Mark Forstater offers the example of sexual relations in relation to asteya an area he feels is fraught with people stealing affection and love from others with no intention of returning it (see also Brahmacharya)
Ecologically we, as a species, steal from the land, raping and pillaging the earth with over farming, destructive deep ploughing techniques, excessive use of chemicals and pesticides all of which inhibit the natural balance of the land, the quality of our soils and consequently our own health and the health of our planet. These actions are not harmless they are not truthful and they are not honest.
Aldo Leopold in his book a Sand Country Almanac wrote “We abuse land because we regard it as a commodity belonging to us. When we see land as a community to which we belong, we may begin to use it with love and respect”
I think this is a beautiful statement.

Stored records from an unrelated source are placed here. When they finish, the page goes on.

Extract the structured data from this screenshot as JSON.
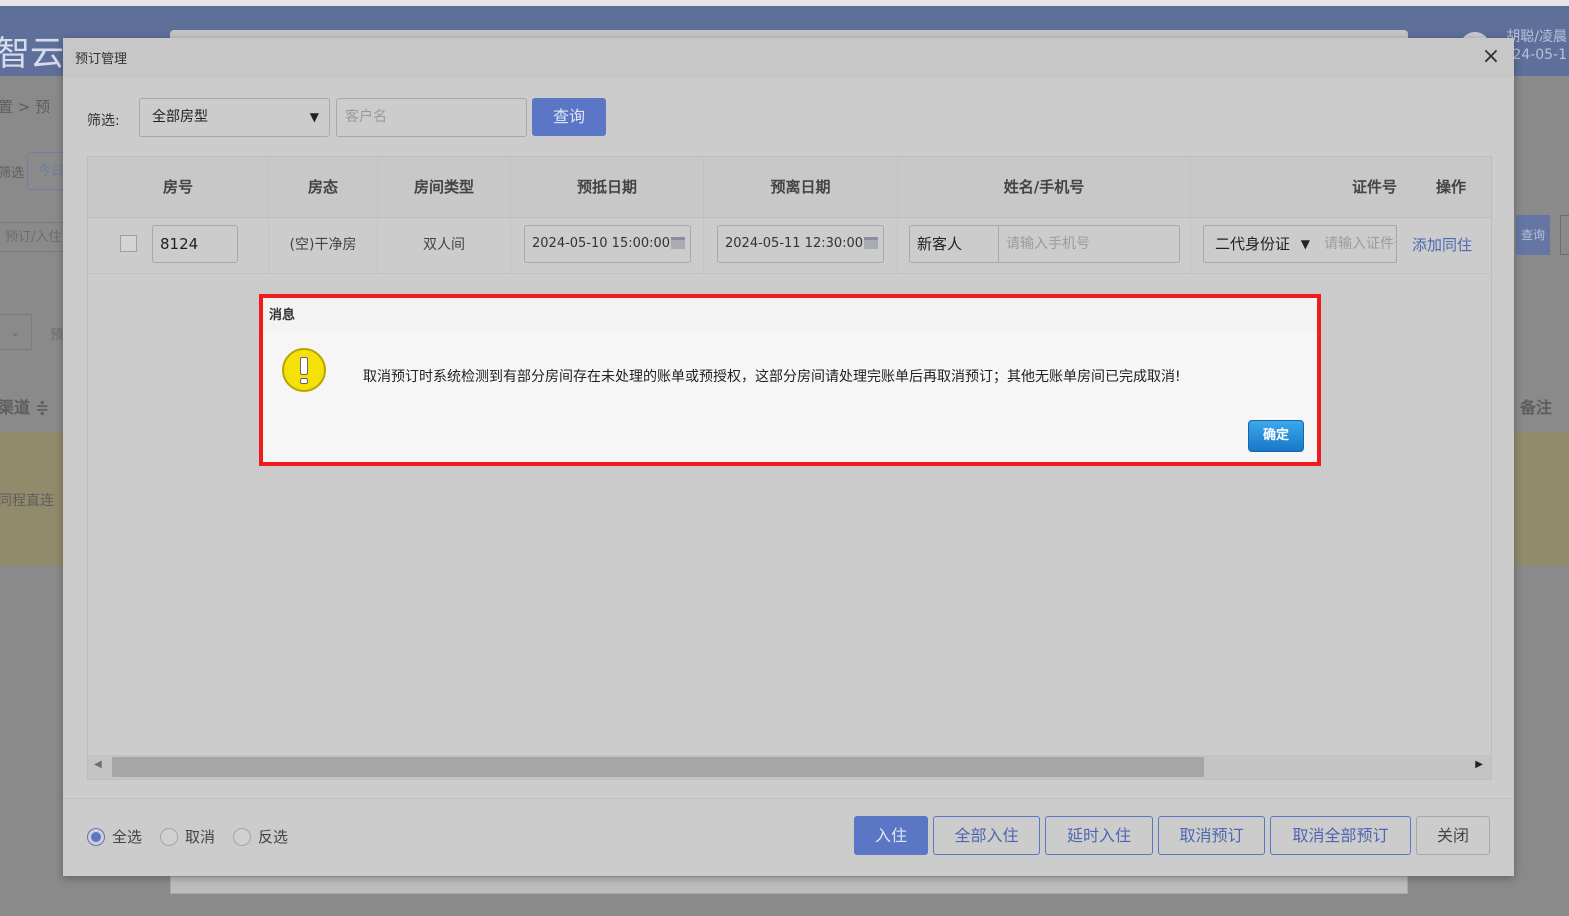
{
  "background": {
    "logo": "智云PMS",
    "user_line1": "胡聪/凌晨",
    "user_line2": "24-05-1",
    "breadcrumb": "置 > 预",
    "filter_label": "筛选",
    "today_button": "今日",
    "reservation_input": "预订/入住",
    "text_yu": "预",
    "channel_header": "渠道 ≑",
    "remark_header": "备注",
    "ctrip_label": "同程直连",
    "query_button": "查询"
  },
  "modal": {
    "title": "预订管理",
    "close_icon": "×",
    "filter_label": "筛选:",
    "room_type_select": "全部房型",
    "customer_placeholder": "客户名",
    "query_button": "查询",
    "table": {
      "headers": [
        "房号",
        "房态",
        "房间类型",
        "预抵日期",
        "预离日期",
        "姓名/手机号",
        "证件号",
        "操作"
      ],
      "row": {
        "room_no": "8124",
        "status": "(空)干净房",
        "room_type": "双人间",
        "arrival": "2024-05-10 15:00:00",
        "departure": "2024-05-11 12:30:00",
        "guest_name": "新客人",
        "phone_placeholder": "请输入手机号",
        "id_type": "二代身份证",
        "id_placeholder": "请输入证件号",
        "action": "添加同住"
      }
    },
    "radios": [
      "全选",
      "取消",
      "反选"
    ],
    "buttons": {
      "checkin": "入住",
      "checkin_all": "全部入住",
      "delay_checkin": "延时入住",
      "cancel_reservation": "取消预订",
      "cancel_all": "取消全部预订",
      "close": "关闭"
    }
  },
  "message": {
    "title": "消息",
    "text": "取消预订时系统检测到有部分房间存在未处理的账单或预授权，这部分房间请处理完账单后再取消预订；其他无账单房间已完成取消!",
    "ok_button": "确定"
  }
}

There is a Cree prophecy which on a similar theme says “when all the trees have been cut down, when all the animals have been hunted, when all the waters are polluted, when all the air is unsafe to breathe, only then will you discover that you cannot eat money”.
Fortunately there seems to be a huge rising in awareness and lots of people are taking steps to right the wrongs done to the earth; more organic and fairly traded and eco friendly products are readily available in response to the increasing conscious consumer demand. Sustainable forestry and regulations regarding pollution, air and water quality are being passed with increasing frequency. Local councils are introducing more options for recycling; currently I am able to recycle textiles, paper and card, foil, plastics, batteries, tetrapak containers, glass, garden waste through my regular refuse collection and can recycle coat hangers, metal, shoes and clothing locally which is very encouraging.

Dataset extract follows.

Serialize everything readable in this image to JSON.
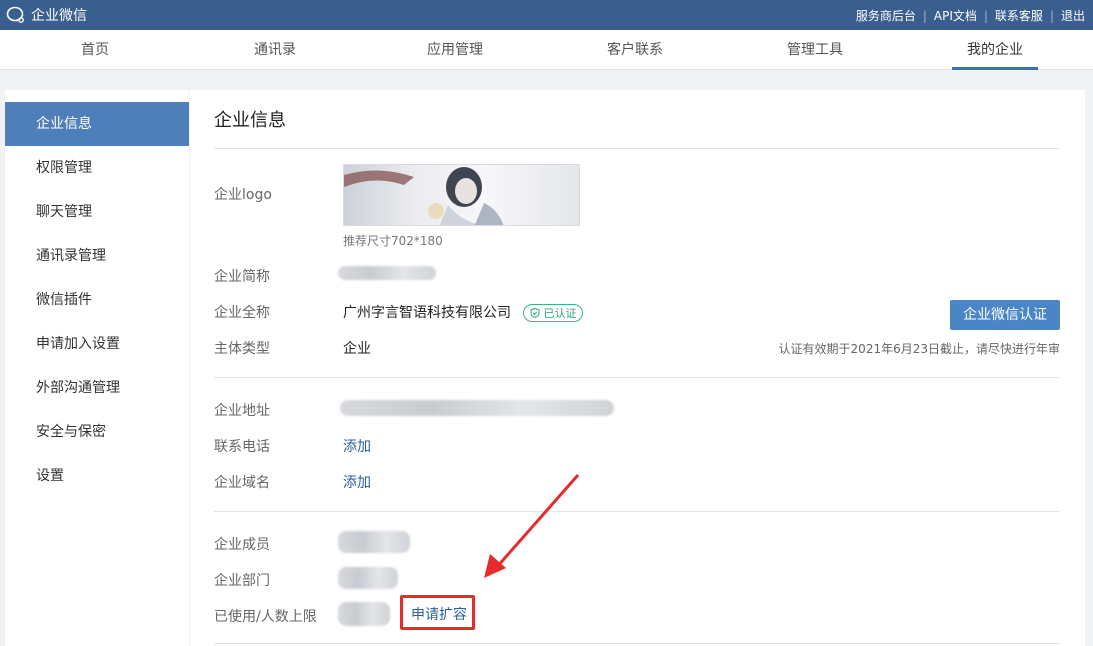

There are many areas in our day to day life where we may inadvertently be behaving with less honesty and integrity than we think. Take a few minutes to honestly look at the suggestions given; are there areas that you could step up further? Maybe you have some of your own ideas too and I’d love to hear some of these in the comments section below.
A yogi, having relinquished the ego driven desires feels no envy, is fully accepting of their place in nature and is able to give freely and unconditionally. When we recognise ourselves as nature and we become one with nature we see and experience the world as the abundant place it truly is and would not dream of taking anything that is not freely given. Asteya, honesty, is our natural state of being.